I finally gave in and read this book after resisting for quite a while. It seemed everybody I spoke to had recommended it and I kind of backed away, thinking after all that hype I’d only be disappointed. I’m happy to say I wasn’t. I was hooked straight away.
The basic storyline is this: an old man (Henrik Vanger) has been receiving strange birthday cards from his grand-niece who has been missing, presumed dead for 40 odd years. Before he dies he wants to know what happened to her and so he hires Mikael Blomkvist, an investigative magazine publisher to investigate the case. After a while, Blomkvist realises he needs an assistant and so hires Lisbeth Salander – an expert computer hacker. Ok, so the basic premise is a bit of a whodunit – a classic investigation story into a shadowy family history.
What makes this book stand out is Salander. She is a wonderful creation, anti-social misfit that she is. Declared legally incompetent as a child, she has been under the care of a legal guardian ever since. Initially this is the kindly avuncular Holger Palmgren, replaced after suffering a stroke with the sinister Nils Bjurman, who subjects her to vile sexual abuse. Salander is very introverted and doesn’t make friends easily. In many ways she’s child-like, in character as well as appearance, but she’s also hard as nails and incredibly determined. Her mental state is never clearly defined, perhaps she does suffer from Asperger’s Syndrome, or maybe she’s just so traumatised from her childhood that she has retreated from normal life.

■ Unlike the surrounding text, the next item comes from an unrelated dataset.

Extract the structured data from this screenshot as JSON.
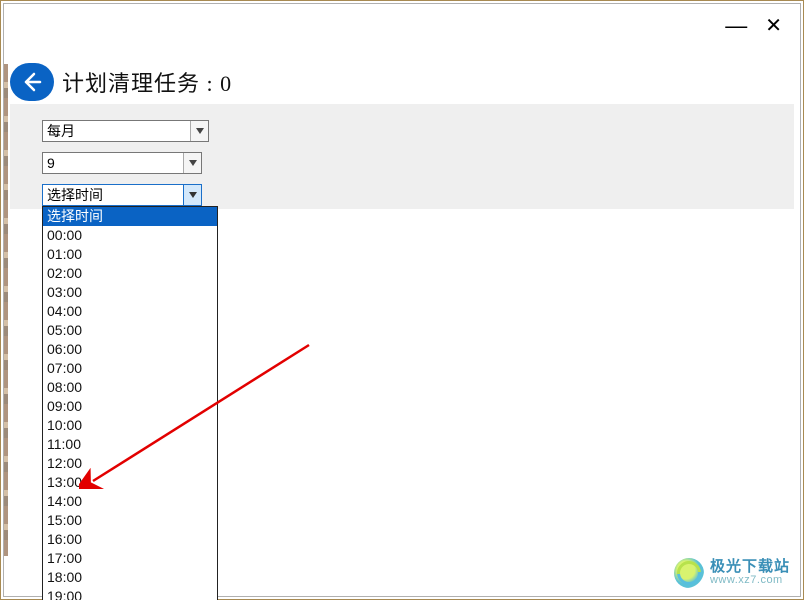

It’s a modern take on an old theme, romance and relationships are pretty unconventional, technology is used as a great tool throughout, but don’t worry, you don’t need to understand computers at all to appreciate this, and politics and commerce plays a part too.
The book is relatively long but will have you hooked from the beginning. That is, except the chapter near the beginning – I think it’s chapter two – which explains the Vanger family history. That’s kind of boring, and may put some people off continuing with the book, but don’t let it, the rest is compelling, though a lot more violent than I had anticipated. The violence however, is necessary in order to tell the story, you’ll see what I mean if you read the rest of the trilogy. (This is the first book in the Millennium Series – Millennium being the name of the magazine Blomkvist publishes.)
So basically, what I’m trying to say is this, next time somebody tells you to read this book, listen to them. In this case folks, believe the hype, it’s a very good book.
“I’ve had many enemies over the years. If there’s one thing I’ve learned, it’s never engage in a fight you’re sure to lose. On the other hand, never let anyone who has insulted you get away with it. Bide your time and strike back when you’re in a position of strength—even if you no longer need to strike back.”
If you like the characters you might like The Girl Who Played With Fire
If you like the Scandinavian atmosphere you might like Out Stealing Horses
If you like a classic whodunit you might like A Study In Scarlet
If you like violent tales of a social misfit you might like The Wasp Factory